Where does the word "icon" occur in the entries below? Copy every line that has it.

==*==

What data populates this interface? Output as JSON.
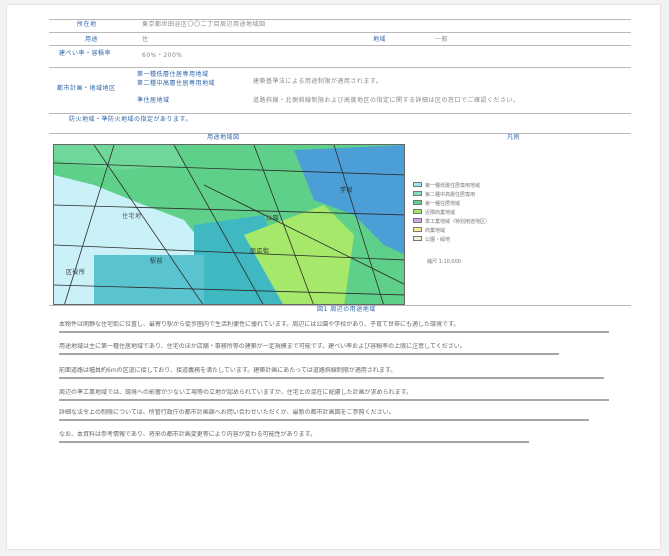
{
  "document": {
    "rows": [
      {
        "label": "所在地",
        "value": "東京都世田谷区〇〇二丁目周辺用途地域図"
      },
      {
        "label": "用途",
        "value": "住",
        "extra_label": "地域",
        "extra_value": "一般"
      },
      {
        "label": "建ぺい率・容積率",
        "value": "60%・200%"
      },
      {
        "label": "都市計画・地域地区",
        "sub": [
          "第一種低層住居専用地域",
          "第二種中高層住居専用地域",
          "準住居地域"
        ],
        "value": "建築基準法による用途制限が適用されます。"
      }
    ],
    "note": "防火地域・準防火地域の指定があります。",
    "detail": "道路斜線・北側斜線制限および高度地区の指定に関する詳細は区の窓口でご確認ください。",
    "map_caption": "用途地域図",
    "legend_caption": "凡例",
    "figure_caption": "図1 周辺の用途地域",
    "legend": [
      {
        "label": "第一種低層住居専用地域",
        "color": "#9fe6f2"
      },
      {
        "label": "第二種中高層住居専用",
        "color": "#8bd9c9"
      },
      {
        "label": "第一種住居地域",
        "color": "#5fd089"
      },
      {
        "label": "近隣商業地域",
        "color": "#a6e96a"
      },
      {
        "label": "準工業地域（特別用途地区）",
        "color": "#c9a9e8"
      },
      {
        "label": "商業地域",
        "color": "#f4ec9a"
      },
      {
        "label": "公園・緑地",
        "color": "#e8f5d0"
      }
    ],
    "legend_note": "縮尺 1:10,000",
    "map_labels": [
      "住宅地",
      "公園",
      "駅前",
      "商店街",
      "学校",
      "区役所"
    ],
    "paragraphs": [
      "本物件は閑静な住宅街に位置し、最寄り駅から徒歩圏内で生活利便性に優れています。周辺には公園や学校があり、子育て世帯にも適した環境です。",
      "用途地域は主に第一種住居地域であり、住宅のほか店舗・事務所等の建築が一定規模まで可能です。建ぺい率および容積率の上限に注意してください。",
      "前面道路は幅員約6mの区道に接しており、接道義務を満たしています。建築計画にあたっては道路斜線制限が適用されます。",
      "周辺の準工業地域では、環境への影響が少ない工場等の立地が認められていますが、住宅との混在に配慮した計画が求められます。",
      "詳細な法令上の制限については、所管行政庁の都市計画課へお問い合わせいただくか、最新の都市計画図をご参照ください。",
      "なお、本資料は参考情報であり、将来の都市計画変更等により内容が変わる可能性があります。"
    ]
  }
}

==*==

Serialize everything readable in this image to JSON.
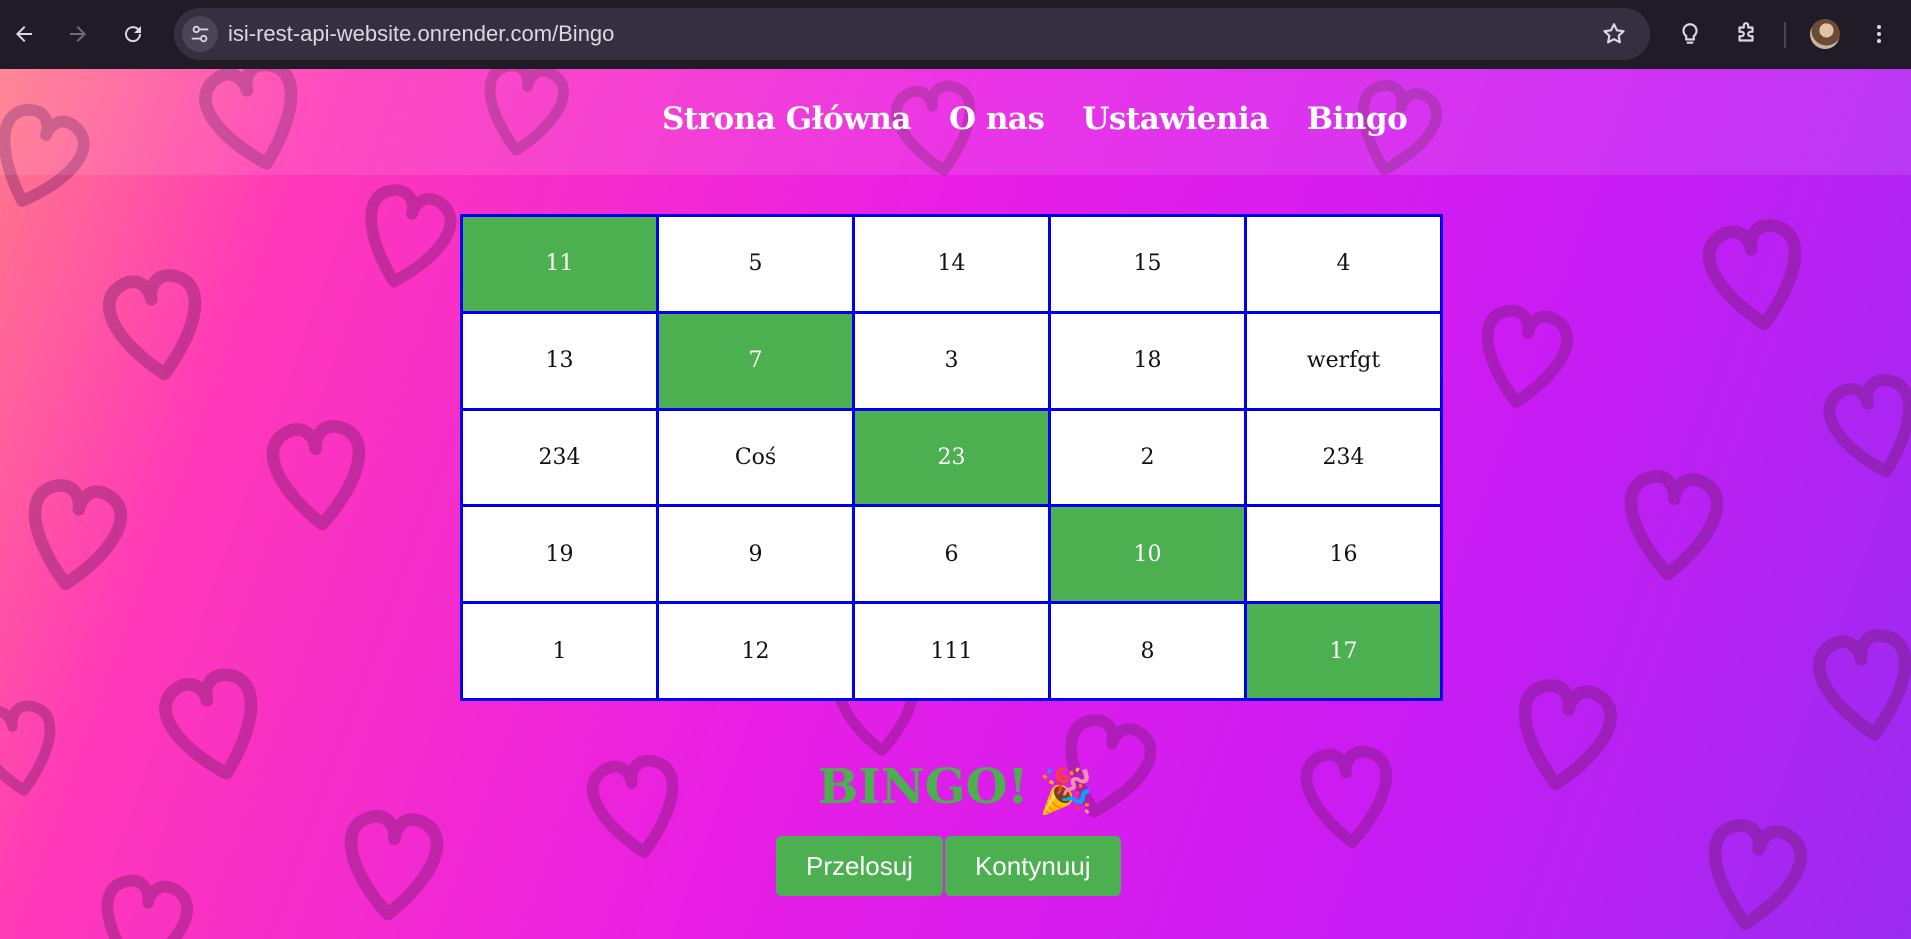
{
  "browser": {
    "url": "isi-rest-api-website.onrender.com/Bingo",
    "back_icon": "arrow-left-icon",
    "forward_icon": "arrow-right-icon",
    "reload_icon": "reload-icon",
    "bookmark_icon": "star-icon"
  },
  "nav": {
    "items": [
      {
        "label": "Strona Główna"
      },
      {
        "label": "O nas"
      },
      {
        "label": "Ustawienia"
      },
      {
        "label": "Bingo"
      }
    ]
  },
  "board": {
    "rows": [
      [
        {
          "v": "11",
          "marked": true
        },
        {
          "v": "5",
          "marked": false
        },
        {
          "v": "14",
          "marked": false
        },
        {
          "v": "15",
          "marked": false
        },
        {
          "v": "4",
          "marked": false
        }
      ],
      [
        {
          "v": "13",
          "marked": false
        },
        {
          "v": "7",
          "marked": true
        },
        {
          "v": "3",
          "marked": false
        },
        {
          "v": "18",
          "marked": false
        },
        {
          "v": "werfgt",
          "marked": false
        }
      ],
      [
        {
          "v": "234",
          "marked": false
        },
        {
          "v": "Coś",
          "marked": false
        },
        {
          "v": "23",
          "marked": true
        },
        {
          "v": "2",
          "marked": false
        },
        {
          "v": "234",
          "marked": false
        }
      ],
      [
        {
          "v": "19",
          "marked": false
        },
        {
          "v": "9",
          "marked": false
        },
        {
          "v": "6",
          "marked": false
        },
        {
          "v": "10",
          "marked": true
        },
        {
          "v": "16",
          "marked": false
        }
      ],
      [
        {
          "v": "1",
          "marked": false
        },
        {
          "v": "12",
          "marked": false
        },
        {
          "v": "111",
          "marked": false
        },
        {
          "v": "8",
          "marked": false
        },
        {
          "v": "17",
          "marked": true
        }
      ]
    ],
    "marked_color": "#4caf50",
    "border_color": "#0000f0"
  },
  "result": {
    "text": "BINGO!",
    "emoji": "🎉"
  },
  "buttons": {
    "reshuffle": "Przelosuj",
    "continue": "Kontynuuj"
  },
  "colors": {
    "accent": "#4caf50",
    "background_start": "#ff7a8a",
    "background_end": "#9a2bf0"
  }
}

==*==

#### REPLY TO THE TASK:
    "back_icon": "arrow-left-icon",
    "forward_icon": "arrow-right-icon",
    "reload_icon": "reload-icon",
    "bookmark_icon": "star-icon"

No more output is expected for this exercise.